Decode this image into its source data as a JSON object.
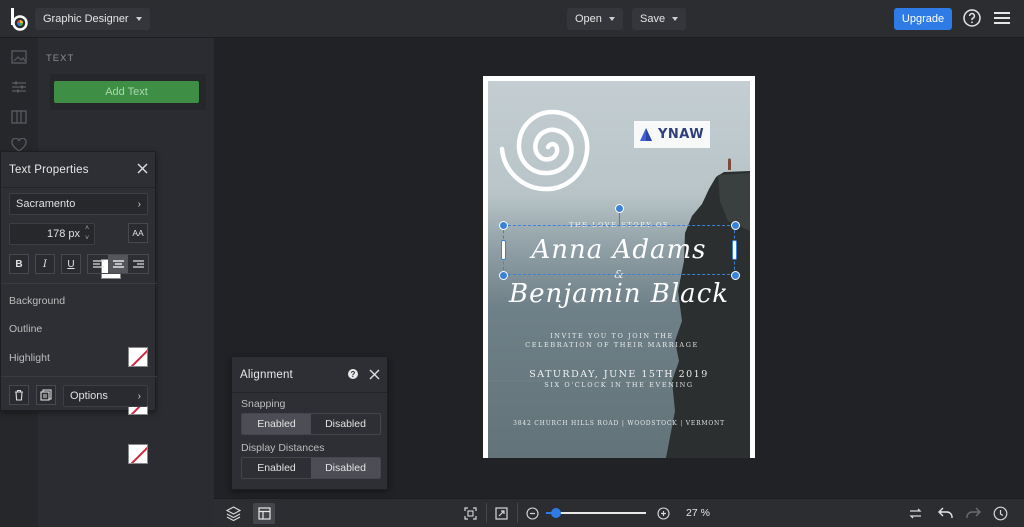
{
  "app": {
    "name_menu": "Graphic Designer"
  },
  "topbar": {
    "open_label": "Open",
    "save_label": "Save",
    "upgrade_label": "Upgrade"
  },
  "text_panel": {
    "section_title": "TEXT",
    "add_text_label": "Add Text"
  },
  "text_properties": {
    "title": "Text Properties",
    "font_name": "Sacramento",
    "size_value": "178 px",
    "bold": "B",
    "italic": "I",
    "underline": "U",
    "case_label": "AA",
    "alignment_selected": "center",
    "background_label": "Background",
    "outline_label": "Outline",
    "highlight_label": "Highlight",
    "options_label": "Options"
  },
  "alignment_panel": {
    "title": "Alignment",
    "snapping_label": "Snapping",
    "snapping_options": [
      "Enabled",
      "Disabled"
    ],
    "snapping_selected": "Enabled",
    "distances_label": "Display Distances",
    "distances_options": [
      "Enabled",
      "Disabled"
    ],
    "distances_selected": "Disabled"
  },
  "design": {
    "logo_text": "YNAW",
    "pretitle": "THE LOVE STORY OF",
    "name1": "Anna Adams",
    "amp": "&",
    "name2": "Benjamin Black",
    "invite_line1": "INVITE YOU TO JOIN THE",
    "invite_line2": "CELEBRATION OF THEIR MARRIAGE",
    "date_line": "SATURDAY, JUNE 15TH 2019",
    "time_line": "SIX O'CLOCK IN THE EVENING",
    "address_line": "3842 CHURCH HILLS ROAD | WOODSTOCK | VERMONT"
  },
  "bottombar": {
    "zoom_value": "27 %",
    "zoom_fraction": 0.27
  },
  "colors": {
    "accent": "#2f7be5",
    "add_text_green": "#3e8e46",
    "handle_blue": "#3a82d8"
  }
}
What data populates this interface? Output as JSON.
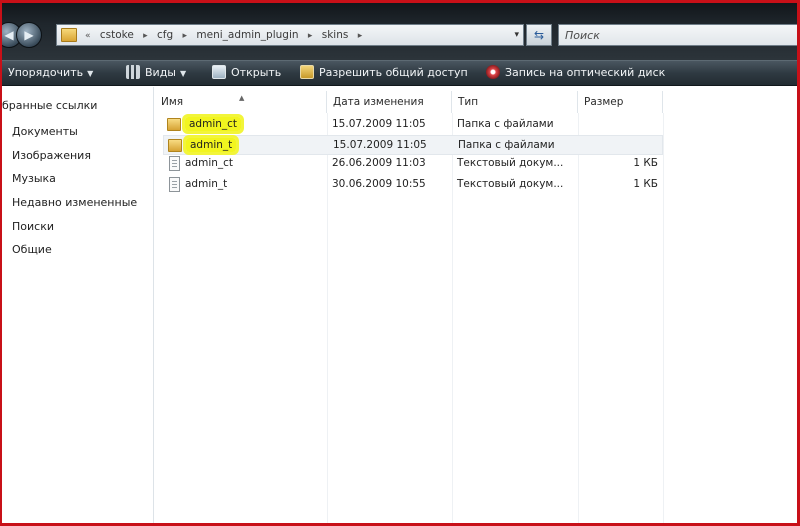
{
  "address": {
    "path": [
      "cstoke",
      "cfg",
      "meni_admin_plugin",
      "skins"
    ],
    "dropdown_glyph": "▾"
  },
  "search": {
    "placeholder": "Поиск"
  },
  "toolbar": {
    "organize_label": "Упорядочить",
    "views_label": "Виды",
    "open_label": "Открыть",
    "share_label": "Разрешить общий доступ",
    "burn_label": "Запись на оптический диск"
  },
  "nav_pane": {
    "header": "бранные ссылки",
    "links": [
      "Документы",
      "Изображения",
      "Музыка",
      "Недавно измененные",
      "Поиски",
      "Общие"
    ]
  },
  "file_list": {
    "columns": [
      "Имя",
      "Дата изменения",
      "Тип",
      "Размер"
    ],
    "rows": [
      {
        "name": "admin_ct",
        "date": "15.07.2009 11:05",
        "type": "Папка с файлами",
        "size": "",
        "kind": "folder",
        "highlighted": true
      },
      {
        "name": "admin_t",
        "date": "15.07.2009 11:05",
        "type": "Папка с файлами",
        "size": "",
        "kind": "folder",
        "highlighted": true,
        "selected": true
      },
      {
        "name": "admin_ct",
        "date": "26.06.2009 11:03",
        "type": "Текстовый докум...",
        "size": "1 КБ",
        "kind": "file"
      },
      {
        "name": "admin_t",
        "date": "30.06.2009 10:55",
        "type": "Текстовый докум...",
        "size": "1 КБ",
        "kind": "file"
      }
    ]
  },
  "colors": {
    "highlight": "#f2f51f",
    "frame": "#c81018",
    "toolbar": "#2f3a42"
  }
}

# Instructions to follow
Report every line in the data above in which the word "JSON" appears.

# Answer for this exercise
Decode this image into its source data as a JSON object.
What data populates this interface? Output as JSON.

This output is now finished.